*** Opening Data to process ***
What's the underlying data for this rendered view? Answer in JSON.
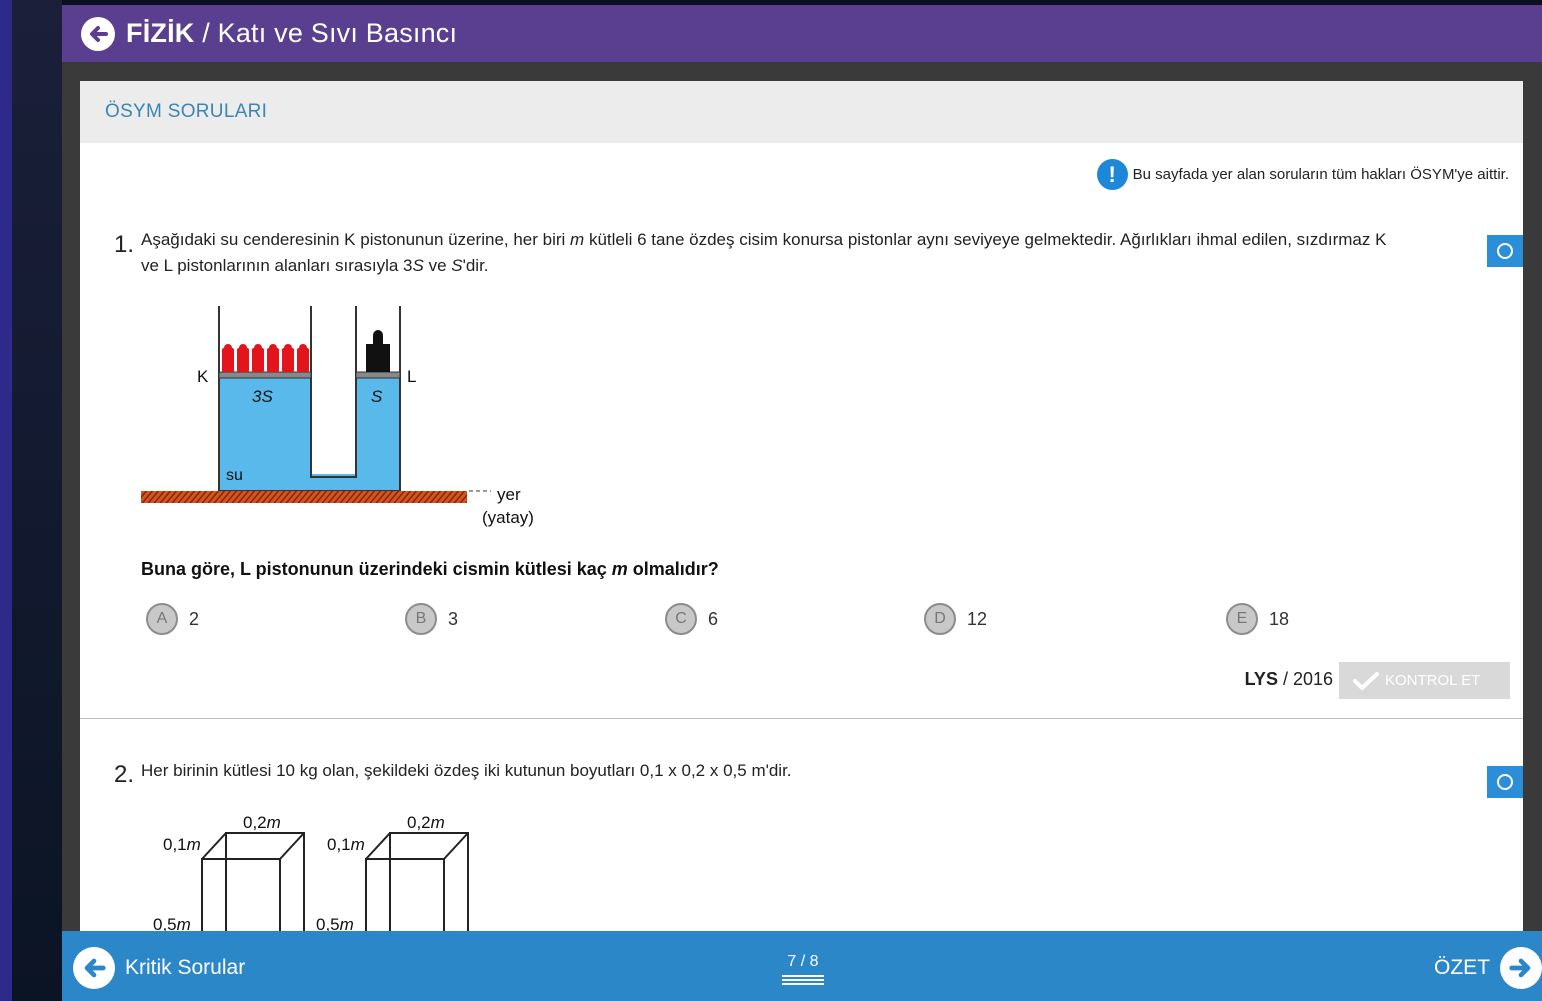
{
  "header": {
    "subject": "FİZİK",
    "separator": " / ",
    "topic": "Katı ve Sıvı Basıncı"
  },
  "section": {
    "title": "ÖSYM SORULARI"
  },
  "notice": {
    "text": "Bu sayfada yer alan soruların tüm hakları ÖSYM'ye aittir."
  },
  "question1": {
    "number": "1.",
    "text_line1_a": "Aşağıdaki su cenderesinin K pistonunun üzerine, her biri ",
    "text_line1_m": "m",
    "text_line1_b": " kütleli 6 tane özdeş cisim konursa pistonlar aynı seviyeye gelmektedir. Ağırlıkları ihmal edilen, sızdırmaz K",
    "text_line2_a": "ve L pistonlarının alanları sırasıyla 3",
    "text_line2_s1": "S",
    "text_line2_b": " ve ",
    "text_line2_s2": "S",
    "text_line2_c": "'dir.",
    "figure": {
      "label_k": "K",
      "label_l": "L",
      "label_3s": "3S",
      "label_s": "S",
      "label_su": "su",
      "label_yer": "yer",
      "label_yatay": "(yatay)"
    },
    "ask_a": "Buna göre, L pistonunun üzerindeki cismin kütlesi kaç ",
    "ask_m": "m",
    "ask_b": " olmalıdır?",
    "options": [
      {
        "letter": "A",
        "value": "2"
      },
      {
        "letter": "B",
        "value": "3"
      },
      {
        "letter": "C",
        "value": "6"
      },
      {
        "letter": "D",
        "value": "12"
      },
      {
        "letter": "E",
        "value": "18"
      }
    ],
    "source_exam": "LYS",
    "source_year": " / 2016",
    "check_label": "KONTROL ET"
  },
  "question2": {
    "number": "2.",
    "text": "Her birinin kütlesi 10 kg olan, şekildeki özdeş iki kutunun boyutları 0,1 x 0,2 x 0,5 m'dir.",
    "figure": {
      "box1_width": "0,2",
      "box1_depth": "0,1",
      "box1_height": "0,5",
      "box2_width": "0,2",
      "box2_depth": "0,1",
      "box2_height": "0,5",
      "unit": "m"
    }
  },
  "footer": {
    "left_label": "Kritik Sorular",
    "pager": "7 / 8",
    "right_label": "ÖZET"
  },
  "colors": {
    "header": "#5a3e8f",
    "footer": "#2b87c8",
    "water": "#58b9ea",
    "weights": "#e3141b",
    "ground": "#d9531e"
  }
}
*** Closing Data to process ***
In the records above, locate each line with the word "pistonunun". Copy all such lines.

    "text_line1_a": "Aşağıdaki su cenderesinin K pistonunun üzerine, her biri ",
    "ask_a": "Buna göre, L pistonunun üzerindeki cismin kütlesi kaç ",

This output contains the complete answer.